The Institute for Fiscal Studies warned that any more changes to the UK Government’s policy should come with a “clear strategy” for the oil and gas industry.
A report published yesterday tells ministers that in the future the fiscal regime should be more “predictable”, to reduce the uncertainty which deters and “distorts” investment.
The impact of surprise alterations to the government’s policy for the sector was witnessed in 2011 when Chancellor George Osborne’s shock £10billion tax on producers almost killed off new investment overnight.
The IFS also highlighted forecasted falls in oil and gas revenue for coming years. “The loss of revenue is of some importance in a UK context. It would, of course, be a much more important issue for an independent Scotland,” it said.
On the overall Treasury tax system for the industry, the IFS said: “The taxation of North Sea companies has undergone many incremental changes by many governments. The result is a system that incorporates distortions, is unduly complex and lacks design.”
It also said it would be “difficult to redesign the whole system”, but that any government “looking to enact changes can, and should, seek to set out a clear strategy for what it is aiming to achieve and how it thinks oil and gas extraction should be taxed”.
It added: “Policy going forward should at least aim not to make the system more complex or distortionary and preferably should try to make changes more predictable.”
Economics director of industry body Oil and Gas UK, Mike Tholen, said: “We agree wholeheartedly with IFS that predictability in the UK oil and gas tax regime is crucial to investor confidence and to the attractiveness of the UK continental shelf as an investment destination. Too often in the past, unexpected tax changes have damaged investor confidence, depressing investment and reducing production and tax revenues.

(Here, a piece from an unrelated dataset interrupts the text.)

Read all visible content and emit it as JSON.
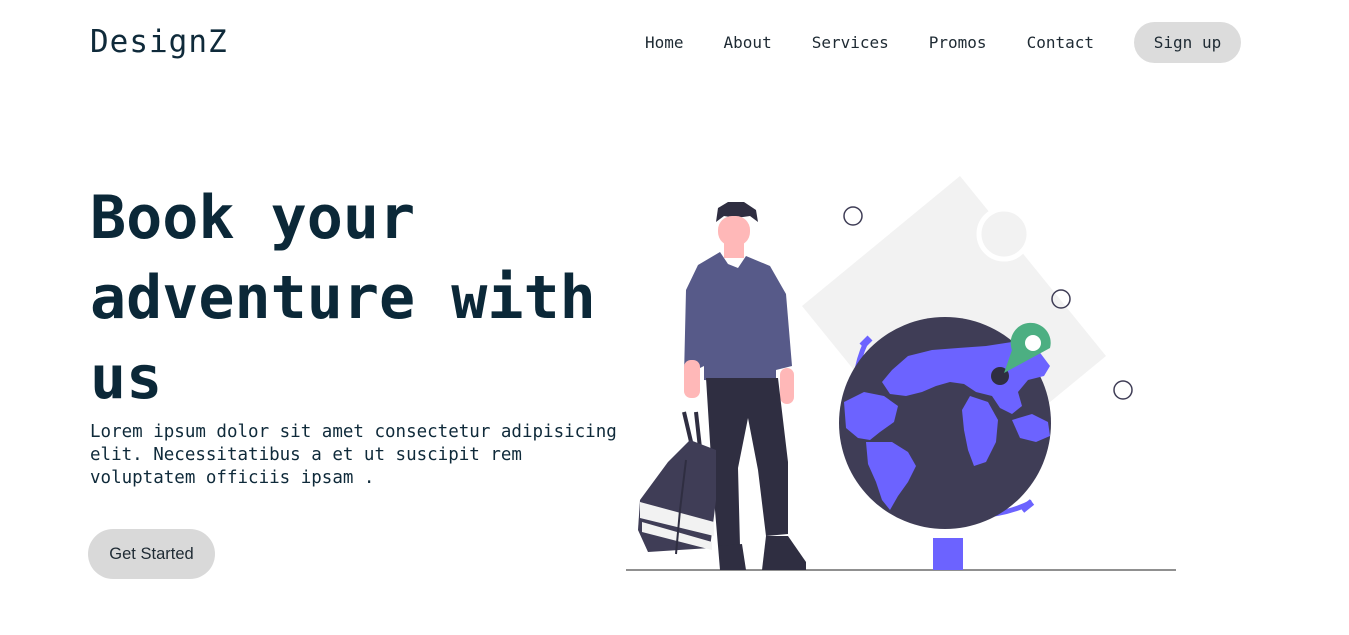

“However, over the last 18 months, the industry has worked constructively with the Treasury to find targeted ways to promote new activity and this work is now bearing fruit with over £8billion of new investment and 6,000 new jobs having been announced in the last six months alone.”